There is an irony about the Government launching a debate on charitable giving at the same time as cutting billions of pounds destined for the very organisations that would receive such largesse. Whilst the green paper is welcome, it is a sticking plaster to tackle cancer, starvation and major surgery all at the same time.
One of David Cameron’s favourite charities, Community LInks, faces losing “most” of its 2011-12 funding. Previously a fan of the Big Society, when they say “Allow us to draw breath or you will kill off the agencies you need to build the society you seek,” the third sector is in crisis.
“But we have the Big Society Bank,” the Government replies, pointing out that money from dormant bank accounts will be available to counter the cuts amongst the most deserving charities. Excuse me? The Labour Government already legislated to use this money to aid children and financial inclusion; no one knows how much there will be and it ain’t in the bank yet. The Big Society Bank is itself to be funded by, in effect, another cut.

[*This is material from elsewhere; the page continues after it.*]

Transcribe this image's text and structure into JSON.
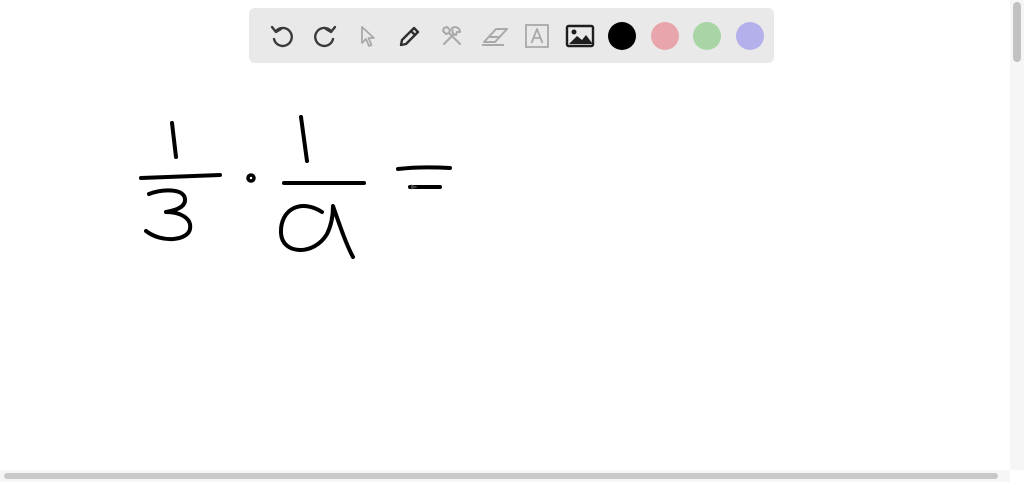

Direct and infrastructure funding to the third sector is one thing, cuts to local authority funding is another. This is likely to be the hardest hitting element of all, as partnerships crumble and experience is lost. Those charities and voluntary groups which work closest to the grass roots of our communities will lose both funding and the support that co-working and co-delivery of services has fostered.

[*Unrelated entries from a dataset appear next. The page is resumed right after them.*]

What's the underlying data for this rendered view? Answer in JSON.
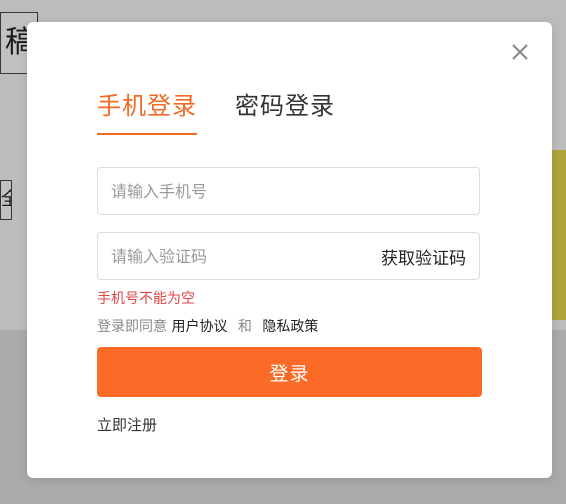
{
  "background": {
    "box1_text": "稿",
    "box2_text": "全"
  },
  "modal": {
    "close_icon": "close-icon",
    "tabs": [
      {
        "label": "手机登录",
        "active": true
      },
      {
        "label": "密码登录",
        "active": false
      }
    ],
    "phone": {
      "placeholder": "请输入手机号",
      "value": ""
    },
    "code": {
      "placeholder": "请输入验证码",
      "value": "",
      "get_code_label": "获取验证码"
    },
    "error": "手机号不能为空",
    "agreement": {
      "prefix": "登录即同意",
      "user_agreement": "用户协议",
      "and": "和",
      "privacy_policy": "隐私政策"
    },
    "login_label": "登录",
    "register_label": "立即注册"
  },
  "colors": {
    "accent": "#f26a24",
    "button": "#fb6a27",
    "error": "#e64545"
  }
}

Of course now is the right time to promote giving, not as a remedy to cuts but because giving is good at any time. The Government could start by halting the 10% reduction in Gift Aid revenue which will happen in April when Labour’s three year protection from the impact of the penny cut in income tax runs out. But will they?
They could boost payroll giving, currently a pathetically small source of charitable income, by promoting it amongst their own employees. Even 50p a month can make a difference. And they could ask why it is that the richest give a smaller proportion of their income to charity than do low-to-middle earners and address that, too.

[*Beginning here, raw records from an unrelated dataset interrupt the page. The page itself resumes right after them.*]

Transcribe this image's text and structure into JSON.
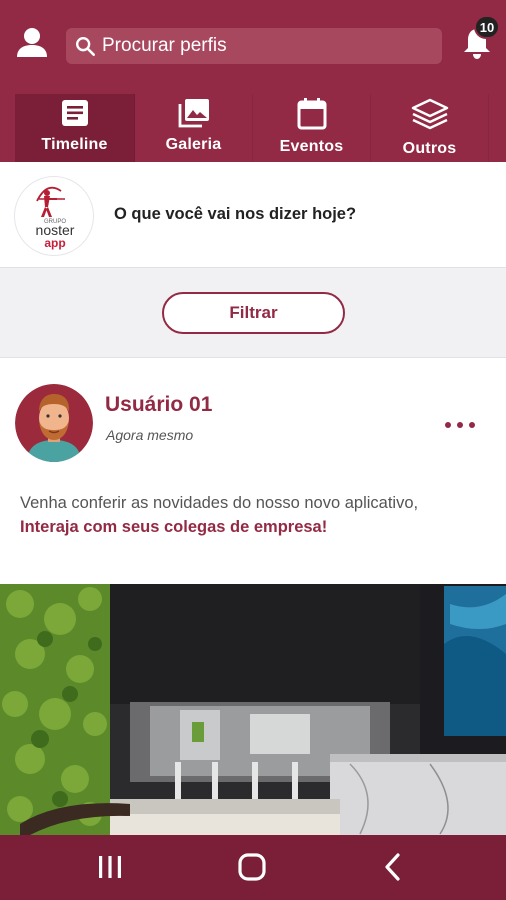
{
  "header": {
    "search_placeholder": "Procurar perfis",
    "notification_count": "10"
  },
  "tabs": [
    {
      "label": "Timeline",
      "icon": "article-icon",
      "active": true
    },
    {
      "label": "Galeria",
      "icon": "photo-library-icon",
      "active": false
    },
    {
      "label": "Eventos",
      "icon": "calendar-icon",
      "active": false
    },
    {
      "label": "Outros",
      "icon": "layers-icon",
      "active": false
    }
  ],
  "compose": {
    "logo_text_top": "GRUPO",
    "logo_text_mid": "noster",
    "logo_text_bottom": "app",
    "prompt": "O que você vai nos dizer hoje?"
  },
  "filter": {
    "label": "Filtrar"
  },
  "post": {
    "user": "Usuário 01",
    "time": "Agora mesmo",
    "text": "Venha conferir as novidades do nosso novo aplicativo,",
    "highlight": "Interaja com seus colegas de empresa!"
  },
  "colors": {
    "primary": "#932a45",
    "primary_dark": "#7a1f37",
    "search_bg": "#a8485f"
  }
}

One measure in the green paper whose time has come is the ‘round pound’. Consumers would authorise participating retailers to round up their bills to the nearest pound, with the balance going to an agreed charity. It is a painless, voluntary and effective way of opening up new income streams for (some) charities.
BBC report of Community LInks story: http://www.bbc.co.uk/news/uk-politics-12092740